— What is expected —
Repeat the entries below in full, with every character unchanged.

*** Material shown ***

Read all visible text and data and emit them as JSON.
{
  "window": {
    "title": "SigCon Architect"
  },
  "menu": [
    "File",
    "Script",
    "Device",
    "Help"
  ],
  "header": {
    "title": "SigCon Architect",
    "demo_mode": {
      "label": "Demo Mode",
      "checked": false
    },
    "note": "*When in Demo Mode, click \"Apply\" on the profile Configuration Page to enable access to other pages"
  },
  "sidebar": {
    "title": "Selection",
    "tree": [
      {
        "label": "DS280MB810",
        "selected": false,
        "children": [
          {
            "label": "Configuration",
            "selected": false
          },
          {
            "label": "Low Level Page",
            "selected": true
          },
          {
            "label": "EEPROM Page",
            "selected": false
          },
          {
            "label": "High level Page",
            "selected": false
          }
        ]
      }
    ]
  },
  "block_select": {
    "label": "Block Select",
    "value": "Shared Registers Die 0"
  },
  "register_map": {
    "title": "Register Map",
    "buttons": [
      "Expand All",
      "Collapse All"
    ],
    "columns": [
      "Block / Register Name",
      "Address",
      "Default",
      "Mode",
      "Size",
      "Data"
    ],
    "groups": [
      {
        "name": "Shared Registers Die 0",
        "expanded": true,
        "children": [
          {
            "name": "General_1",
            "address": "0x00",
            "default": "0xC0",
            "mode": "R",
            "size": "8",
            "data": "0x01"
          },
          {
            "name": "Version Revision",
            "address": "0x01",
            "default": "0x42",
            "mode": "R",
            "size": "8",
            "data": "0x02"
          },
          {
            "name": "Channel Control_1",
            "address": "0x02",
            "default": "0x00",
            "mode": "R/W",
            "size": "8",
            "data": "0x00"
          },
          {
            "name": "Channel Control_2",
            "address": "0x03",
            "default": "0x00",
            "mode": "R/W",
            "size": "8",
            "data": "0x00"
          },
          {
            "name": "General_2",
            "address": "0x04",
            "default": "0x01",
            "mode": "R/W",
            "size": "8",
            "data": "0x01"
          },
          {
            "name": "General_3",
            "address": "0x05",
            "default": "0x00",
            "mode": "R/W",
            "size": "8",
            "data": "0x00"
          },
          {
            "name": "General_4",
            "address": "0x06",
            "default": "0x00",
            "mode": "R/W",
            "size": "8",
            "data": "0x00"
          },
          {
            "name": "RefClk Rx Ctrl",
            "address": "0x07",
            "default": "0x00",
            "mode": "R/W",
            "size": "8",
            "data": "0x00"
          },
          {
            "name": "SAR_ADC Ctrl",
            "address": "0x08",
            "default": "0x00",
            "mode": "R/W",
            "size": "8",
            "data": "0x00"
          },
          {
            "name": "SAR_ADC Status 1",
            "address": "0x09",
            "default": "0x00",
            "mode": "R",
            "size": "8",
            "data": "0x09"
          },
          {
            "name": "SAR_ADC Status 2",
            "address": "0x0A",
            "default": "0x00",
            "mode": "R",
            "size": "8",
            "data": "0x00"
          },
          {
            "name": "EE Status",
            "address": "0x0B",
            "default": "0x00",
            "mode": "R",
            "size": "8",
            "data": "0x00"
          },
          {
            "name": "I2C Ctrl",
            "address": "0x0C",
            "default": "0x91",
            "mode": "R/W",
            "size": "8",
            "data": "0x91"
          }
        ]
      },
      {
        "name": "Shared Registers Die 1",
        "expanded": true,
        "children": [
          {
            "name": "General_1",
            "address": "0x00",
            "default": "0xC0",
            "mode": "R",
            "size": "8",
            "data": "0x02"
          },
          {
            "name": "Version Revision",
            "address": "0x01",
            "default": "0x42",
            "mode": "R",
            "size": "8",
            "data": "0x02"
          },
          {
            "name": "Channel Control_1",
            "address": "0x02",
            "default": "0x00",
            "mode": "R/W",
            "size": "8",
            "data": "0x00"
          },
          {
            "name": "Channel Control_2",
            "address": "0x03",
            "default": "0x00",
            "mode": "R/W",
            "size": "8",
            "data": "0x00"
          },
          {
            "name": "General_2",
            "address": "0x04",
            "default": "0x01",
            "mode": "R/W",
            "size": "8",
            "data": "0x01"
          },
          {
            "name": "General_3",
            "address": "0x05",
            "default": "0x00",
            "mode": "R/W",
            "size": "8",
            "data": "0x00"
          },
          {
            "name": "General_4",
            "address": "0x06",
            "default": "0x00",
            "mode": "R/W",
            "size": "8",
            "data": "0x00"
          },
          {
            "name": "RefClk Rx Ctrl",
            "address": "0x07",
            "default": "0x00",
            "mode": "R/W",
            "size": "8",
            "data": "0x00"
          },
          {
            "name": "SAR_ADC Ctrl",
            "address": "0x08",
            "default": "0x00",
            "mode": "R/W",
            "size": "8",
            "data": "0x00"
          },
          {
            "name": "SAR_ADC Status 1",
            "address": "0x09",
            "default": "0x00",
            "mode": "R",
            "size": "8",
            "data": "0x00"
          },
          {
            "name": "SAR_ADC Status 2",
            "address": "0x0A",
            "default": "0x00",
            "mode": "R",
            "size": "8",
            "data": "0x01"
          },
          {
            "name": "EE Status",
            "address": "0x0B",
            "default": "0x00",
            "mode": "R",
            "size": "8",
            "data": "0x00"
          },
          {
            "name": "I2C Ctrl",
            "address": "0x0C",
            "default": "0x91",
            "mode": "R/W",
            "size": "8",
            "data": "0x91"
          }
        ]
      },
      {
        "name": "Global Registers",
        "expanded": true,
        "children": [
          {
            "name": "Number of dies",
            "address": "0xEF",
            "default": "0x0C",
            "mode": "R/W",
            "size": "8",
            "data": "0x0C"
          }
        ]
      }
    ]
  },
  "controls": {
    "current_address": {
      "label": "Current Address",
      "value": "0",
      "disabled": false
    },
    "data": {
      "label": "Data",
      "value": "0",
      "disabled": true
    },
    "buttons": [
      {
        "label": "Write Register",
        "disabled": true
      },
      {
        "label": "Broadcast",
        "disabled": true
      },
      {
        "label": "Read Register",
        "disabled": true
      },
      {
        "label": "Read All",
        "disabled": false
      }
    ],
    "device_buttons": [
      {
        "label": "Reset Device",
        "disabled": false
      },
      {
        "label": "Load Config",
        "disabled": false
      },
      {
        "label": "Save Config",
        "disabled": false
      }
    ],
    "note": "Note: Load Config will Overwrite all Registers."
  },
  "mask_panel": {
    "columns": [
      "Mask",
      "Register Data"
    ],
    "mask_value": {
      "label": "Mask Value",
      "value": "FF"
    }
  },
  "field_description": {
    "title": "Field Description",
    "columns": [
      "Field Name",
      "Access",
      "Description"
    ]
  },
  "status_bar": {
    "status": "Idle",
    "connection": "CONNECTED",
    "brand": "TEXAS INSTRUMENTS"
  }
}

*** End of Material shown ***

— Solution to this task —
Read all visible text and data and emit them as JSON.
{
  "window": {
    "title": "SigCon Architect"
  },
  "menu": [
    "File",
    "Script",
    "Device",
    "Help"
  ],
  "header": {
    "title": "SigCon Architect",
    "demo_mode": {
      "label": "Demo Mode",
      "checked": false
    },
    "note": "*When in Demo Mode, click \"Apply\" on the profile Configuration Page to enable access to other pages"
  },
  "sidebar": {
    "title": "Selection",
    "tree": [
      {
        "label": "DS280MB810",
        "selected": false,
        "children": [
          {
            "label": "Configuration",
            "selected": false
          },
          {
            "label": "Low Level Page",
            "selected": true
          },
          {
            "label": "EEPROM Page",
            "selected": false
          },
          {
            "label": "High level Page",
            "selected": false
          }
        ]
      }
    ]
  },
  "block_select": {
    "label": "Block Select",
    "value": "Shared Registers Die 0"
  },
  "register_map": {
    "title": "Register Map",
    "buttons": [
      "Expand All",
      "Collapse All"
    ],
    "columns": [
      "Block / Register Name",
      "Address",
      "Default",
      "Mode",
      "Size",
      "Data"
    ],
    "groups": [
      {
        "name": "Shared Registers Die 0",
        "expanded": true,
        "children": [
          {
            "name": "General_1",
            "address": "0x00",
            "default": "0xC0",
            "mode": "R",
            "size": "8",
            "data": "0x01"
          },
          {
            "name": "Version Revision",
            "address": "0x01",
            "default": "0x42",
            "mode": "R",
            "size": "8",
            "data": "0x02"
          },
          {
            "name": "Channel Control_1",
            "address": "0x02",
            "default": "0x00",
            "mode": "R/W",
            "size": "8",
            "data": "0x00"
          },
          {
            "name": "Channel Control_2",
            "address": "0x03",
            "default": "0x00",
            "mode": "R/W",
            "size": "8",
            "data": "0x00"
          },
          {
            "name": "General_2",
            "address": "0x04",
            "default": "0x01",
            "mode": "R/W",
            "size": "8",
            "data": "0x01"
          },
          {
            "name": "General_3",
            "address": "0x05",
            "default": "0x00",
            "mode": "R/W",
            "size": "8",
            "data": "0x00"
          },
          {
            "name": "General_4",
            "address": "0x06",
            "default": "0x00",
            "mode": "R/W",
            "size": "8",
            "data": "0x00"
          },
          {
            "name": "RefClk Rx Ctrl",
            "address": "0x07",
            "default": "0x00",
            "mode": "R/W",
            "size": "8",
            "data": "0x00"
          },
          {
            "name": "SAR_ADC Ctrl",
            "address": "0x08",
            "default": "0x00",
            "mode": "R/W",
            "size": "8",
            "data": "0x00"
          },
          {
            "name": "SAR_ADC Status 1",
            "address": "0x09",
            "default": "0x00",
            "mode": "R",
            "size": "8",
            "data": "0x09"
          },
          {
            "name": "SAR_ADC Status 2",
            "address": "0x0A",
            "default": "0x00",
            "mode": "R",
            "size": "8",
            "data": "0x00"
          },
          {
            "name": "EE Status",
            "address": "0x0B",
            "default": "0x00",
            "mode": "R",
            "size": "8",
            "data": "0x00"
          },
          {
            "name": "I2C Ctrl",
            "address": "0x0C",
            "default": "0x91",
            "mode": "R/W",
            "size": "8",
            "data": "0x91"
          }
        ]
      },
      {
        "name": "Shared Registers Die 1",
        "expanded": true,
        "children": [
          {
            "name": "General_1",
            "address": "0x00",
            "default": "0xC0",
            "mode": "R",
            "size": "8",
            "data": "0x02"
          },
          {
            "name": "Version Revision",
            "address": "0x01",
            "default": "0x42",
            "mode": "R",
            "size": "8",
            "data": "0x02"
          },
          {
            "name": "Channel Control_1",
            "address": "0x02",
            "default": "0x00",
            "mode": "R/W",
            "size": "8",
            "data": "0x00"
          },
          {
            "name": "Channel Control_2",
            "address": "0x03",
            "default": "0x00",
            "mode": "R/W",
            "size": "8",
            "data": "0x00"
          },
          {
            "name": "General_2",
            "address": "0x04",
            "default": "0x01",
            "mode": "R/W",
            "size": "8",
            "data": "0x01"
          },
          {
            "name": "General_3",
            "address": "0x05",
            "default": "0x00",
            "mode": "R/W",
            "size": "8",
            "data": "0x00"
          },
          {
            "name": "General_4",
            "address": "0x06",
            "default": "0x00",
            "mode": "R/W",
            "size": "8",
            "data": "0x00"
          },
          {
            "name": "RefClk Rx Ctrl",
            "address": "0x07",
            "default": "0x00",
            "mode": "R/W",
            "size": "8",
            "data": "0x00"
          },
          {
            "name": "SAR_ADC Ctrl",
            "address": "0x08",
            "default": "0x00",
            "mode": "R/W",
            "size": "8",
            "data": "0x00"
          },
          {
            "name": "SAR_ADC Status 1",
            "address": "0x09",
            "default": "0x00",
            "mode": "R",
            "size": "8",
            "data": "0x00"
          },
          {
            "name": "SAR_ADC Status 2",
            "address": "0x0A",
            "default": "0x00",
            "mode": "R",
            "size": "8",
            "data": "0x01"
          },
          {
            "name": "EE Status",
            "address": "0x0B",
            "default": "0x00",
            "mode": "R",
            "size": "8",
            "data": "0x00"
          },
          {
            "name": "I2C Ctrl",
            "address": "0x0C",
            "default": "0x91",
            "mode": "R/W",
            "size": "8",
            "data": "0x91"
          }
        ]
      },
      {
        "name": "Global Registers",
        "expanded": true,
        "children": [
          {
            "name": "Number of dies",
            "address": "0xEF",
            "default": "0x0C",
            "mode": "R/W",
            "size": "8",
            "data": "0x0C"
          }
        ]
      }
    ]
  },
  "controls": {
    "current_address": {
      "label": "Current Address",
      "value": "0",
      "disabled": false
    },
    "data": {
      "label": "Data",
      "value": "0",
      "disabled": true
    },
    "buttons": [
      {
        "label": "Write Register",
        "disabled": true
      },
      {
        "label": "Broadcast",
        "disabled": true
      },
      {
        "label": "Read Register",
        "disabled": true
      },
      {
        "label": "Read All",
        "disabled": false
      }
    ],
    "device_buttons": [
      {
        "label": "Reset Device",
        "disabled": false
      },
      {
        "label": "Load Config",
        "disabled": false
      },
      {
        "label": "Save Config",
        "disabled": false
      }
    ],
    "note": "Note: Load Config will Overwrite all Registers."
  },
  "mask_panel": {
    "columns": [
      "Mask",
      "Register Data"
    ],
    "mask_value": {
      "label": "Mask Value",
      "value": "FF"
    }
  },
  "field_description": {
    "title": "Field Description",
    "columns": [
      "Field Name",
      "Access",
      "Description"
    ]
  },
  "status_bar": {
    "status": "Idle",
    "connection": "CONNECTED",
    "brand": "TEXAS INSTRUMENTS"
  }
}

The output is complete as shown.